Excessive cleanliness cause of coronavirus spread
I have decided the problem causing coronavirus to spread so rapidly is excessive cleanliness. Everywhere you go there are people cleaning. Store employees clean every handle, shelf and scanner after every use all day long. Not long ago, these things were never cleaned. No one complained, and we seldom got sick. Now, store greeters are feverishly wiping down or spraying all the shopping carts as fast as they are returned from the cart corrals.
At the gas station, I went to pay and my hand hit an invisible shield. It was so clean I couldn’t even see it. I thought invisible shields were only in science-fiction movies.
Then, there are the glass doors. Thank God, most of them are automatic. If they didn’t open by themselves, I might walk into them.
Everyone has been encouraged to wash their hands and use hand sanitizer throughout the day. Now, we’ve been told that lots of hand sanitizers actually contain a toxic chemical that could make you sick. You need to check the list of ingredients. How many people do that? Then, you have to wonder what is actually in those hand-sanitizer dispensers that have magically popped up everywhere.

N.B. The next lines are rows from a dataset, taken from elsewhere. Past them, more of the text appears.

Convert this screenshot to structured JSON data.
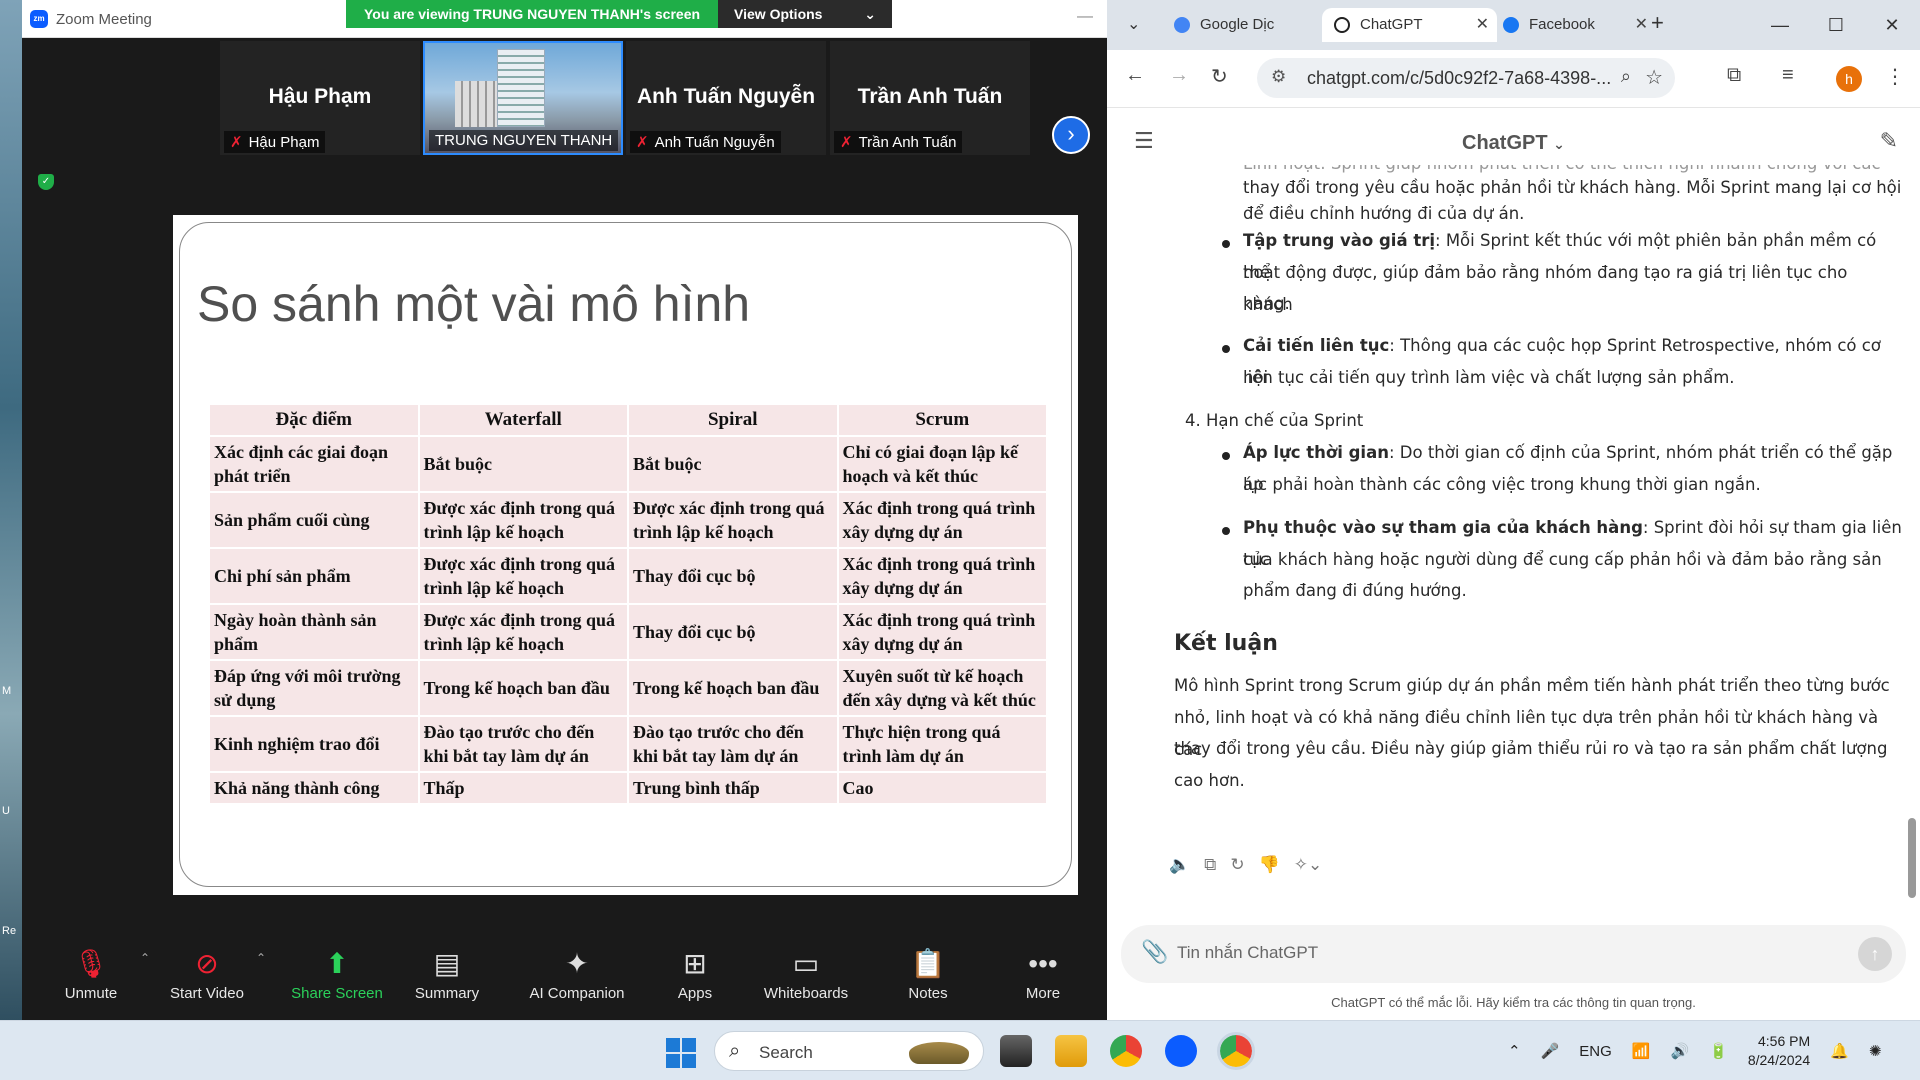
{
  "desktop": {
    "labels": [
      "M",
      "U",
      "Re"
    ]
  },
  "zoom": {
    "title": "Zoom Meeting",
    "viewing_banner": "You are viewing TRUNG NGUYEN THANH's screen",
    "view_options": "View Options",
    "participants": [
      {
        "big": "Hậu Phạm",
        "label": "Hậu Phạm"
      },
      {
        "big": "",
        "label": "TRUNG NGUYEN THANH"
      },
      {
        "big": "Anh Tuấn Nguyễn",
        "label": "Anh Tuấn Nguyễn"
      },
      {
        "big": "Trần Anh Tuấn",
        "label": "Trần Anh Tuấn"
      }
    ],
    "slide": {
      "title": "So sánh một vài mô hình",
      "headers": [
        "Đặc điểm",
        "Waterfall",
        "Spiral",
        "Scrum"
      ],
      "rows": [
        [
          "Xác định các giai đoạn phát triển",
          "Bắt buộc",
          "Bắt buộc",
          "Chỉ có giai đoạn lập kế hoạch và kết thúc"
        ],
        [
          "Sản phẩm cuối cùng",
          "Được xác định trong quá trình lập kế hoạch",
          "Được xác định trong quá trình lập kế hoạch",
          "Xác định trong quá trình xây dựng dự án"
        ],
        [
          "Chi phí sản phẩm",
          "Được xác định trong quá trình lập kế hoạch",
          "Thay đổi cục bộ",
          "Xác định trong quá trình xây dựng dự án"
        ],
        [
          "Ngày hoàn thành sản phẩm",
          "Được xác định trong quá trình lập kế hoạch",
          "Thay đổi cục bộ",
          "Xác định trong quá trình xây dựng dự án"
        ],
        [
          "Đáp ứng với môi trường sử dụng",
          "Trong kế hoạch ban đầu",
          "Trong kế hoạch ban đầu",
          "Xuyên suốt từ kế hoạch đến xây dựng và kết thúc"
        ],
        [
          "Kinh nghiệm trao đổi",
          "Đào tạo trước cho đến khi bắt tay làm dự án",
          "Đào tạo trước cho đến khi bắt tay làm dự án",
          "Thực hiện trong quá trình làm dự án"
        ],
        [
          "Khả năng thành công",
          "Thấp",
          "Trung bình thấp",
          "Cao"
        ]
      ]
    },
    "toolbar": [
      "Unmute",
      "Start Video",
      "Share Screen",
      "Summary",
      "AI Companion",
      "Apps",
      "Whiteboards",
      "Notes",
      "More"
    ]
  },
  "chrome": {
    "tabs": [
      "Google Dịc",
      "ChatGPT",
      "Facebook"
    ],
    "url": "chatgpt.com/c/5d0c92f2-7a68-4398-...",
    "avatar": "h",
    "page_title": "ChatGPT",
    "content": {
      "top_partial_1": "Linh hoạt: Sprint giúp nhóm phát triển có thể thích nghi nhanh chóng với các",
      "top_partial_2": "thay đổi trong yêu cầu hoặc phản hồi từ khách hàng. Mỗi Sprint mang lại cơ hội",
      "top_partial_3": "để điều chỉnh hướng đi của dự án.",
      "b1_title": "Tập trung vào giá trị",
      "b1_l1": ": Mỗi Sprint kết thúc với một phiên bản phần mềm có thể",
      "b1_l2": "hoạt động được, giúp đảm bảo rằng nhóm đang tạo ra giá trị liên tục cho khách",
      "b1_l3": "hàng.",
      "b2_title": "Cải tiến liên tục",
      "b2_l1": ": Thông qua các cuộc họp Sprint Retrospective, nhóm có cơ hội",
      "b2_l2": "liên tục cải tiến quy trình làm việc và chất lượng sản phẩm.",
      "section4": "4.  Hạn chế của Sprint",
      "b3_title": "Áp lực thời gian",
      "b3_l1": ": Do thời gian cố định của Sprint, nhóm phát triển có thể gặp áp",
      "b3_l2": "lực phải hoàn thành các công việc trong khung thời gian ngắn.",
      "b4_title": "Phụ thuộc vào sự tham gia của khách hàng",
      "b4_l1": ": Sprint đòi hỏi sự tham gia liên tục",
      "b4_l2": "của khách hàng hoặc người dùng để cung cấp phản hồi và đảm bảo rằng sản",
      "b4_l3": "phẩm đang đi đúng hướng.",
      "conclusion_heading": "Kết luận",
      "c_l1": "Mô hình Sprint trong Scrum giúp dự án phần mềm tiến hành phát triển theo từng bước",
      "c_l2": "nhỏ, linh hoạt và có khả năng điều chỉnh liên tục dựa trên phản hồi từ khách hàng và các",
      "c_l3": "thay đổi trong yêu cầu. Điều này giúp giảm thiểu rủi ro và tạo ra sản phẩm chất lượng",
      "c_l4": "cao hơn."
    },
    "composer_placeholder": "Tin nhắn ChatGPT",
    "disclaimer": "ChatGPT có thể mắc lỗi. Hãy kiểm tra các thông tin quan trọng."
  },
  "taskbar": {
    "search": "Search",
    "lang": "ENG",
    "time": "4:56 PM",
    "date": "8/24/2024"
  },
  "colors": {
    "zoom_green": "#1fae48",
    "zoom_blue": "#1e6ce6",
    "slide_cell": "#f6e6e7"
  }
}
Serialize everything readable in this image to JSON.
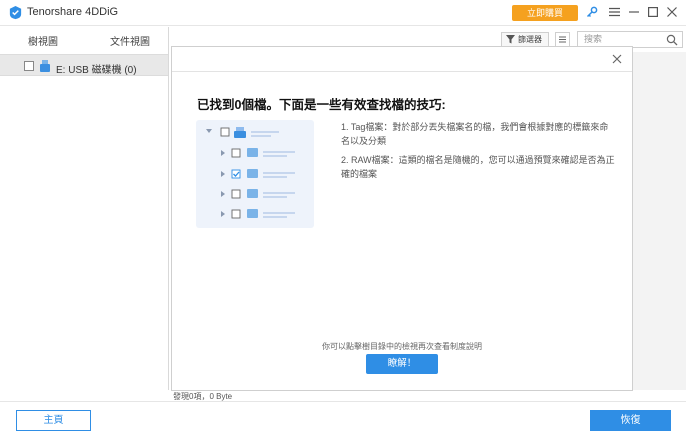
{
  "app": {
    "title": "Tenorshare 4DDiG",
    "buy_label": "立即購買"
  },
  "sidebar": {
    "tabs": [
      {
        "label": "樹視圖"
      },
      {
        "label": "文件視圖"
      }
    ],
    "tree_item": {
      "label": "E: USB 磁碟機 (0)"
    }
  },
  "toolbar": {
    "filter_label": "篩選器",
    "search_placeholder": "搜索"
  },
  "modal": {
    "title": "已找到0個檔。下面是一些有效查找檔的技巧:",
    "tip1": "1. Tag檔案：對於部分丟失檔案名的檔，我們會根據對應的標籤來命名以及分類",
    "tip2": "2. RAW檔案：這類的檔名是隨機的，您可以通過預覽來確認是否為正確的檔案",
    "hint": "你可以點擊樹目錄中的檢視再次查看制度說明",
    "ok_label": "瞭解！"
  },
  "status": {
    "text": "發現0項，0 Byte"
  },
  "footer": {
    "home_label": "主頁",
    "recover_label": "恢復"
  },
  "colors": {
    "accent": "#2f8ee5",
    "buy": "#f5a11f"
  }
}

We used to wallow in our own filth. So what if the floor was dirty and the dust was an inch thick?
There is a commercial on TV where the woman says she never worried about a little dust until she found out it was actually dust mites. A picture appears on the screen showing several bugs. I haven’t seen any of my dust move. I wish it could move on its own. That would save me a lot of work.
I’ve often thought the dust at my house was caused by continual construction in the area. We moved out in the country but, in the last 47 years, there have been so many new homes, businesses and school buildings built, road construction, retaining walls and culvert replacements, street extensions and roundabouts, an electrical substation erected, the nearby shopping center torn down and rebuilt, gas and water lines dug up and replaced, and we had that Godzilla dust cloud float over from the Sahara Desert. Can’t they keep their dust over there? Can I send some of my dust to them? I know they already have plenty, but so do I.
I figure if the dust is floating in through my open windows, it must be floating into all the other houses around here so I don’t feel guilty about not cleaning it up ASAP.
It’s been four months now since the virus arrived. I haven’t taken any precautions except for frequent hand washing, which I always did without being told.
The experts don’t know what to do. The rules keep changing. We can’t make any plans, and there’s nothing to look forward to anytime soon. For now, we’re all just stuck in coronavirus hell.
Elaine Adolph Jackson | Hamilton, Ohio
Formerly of Harrison County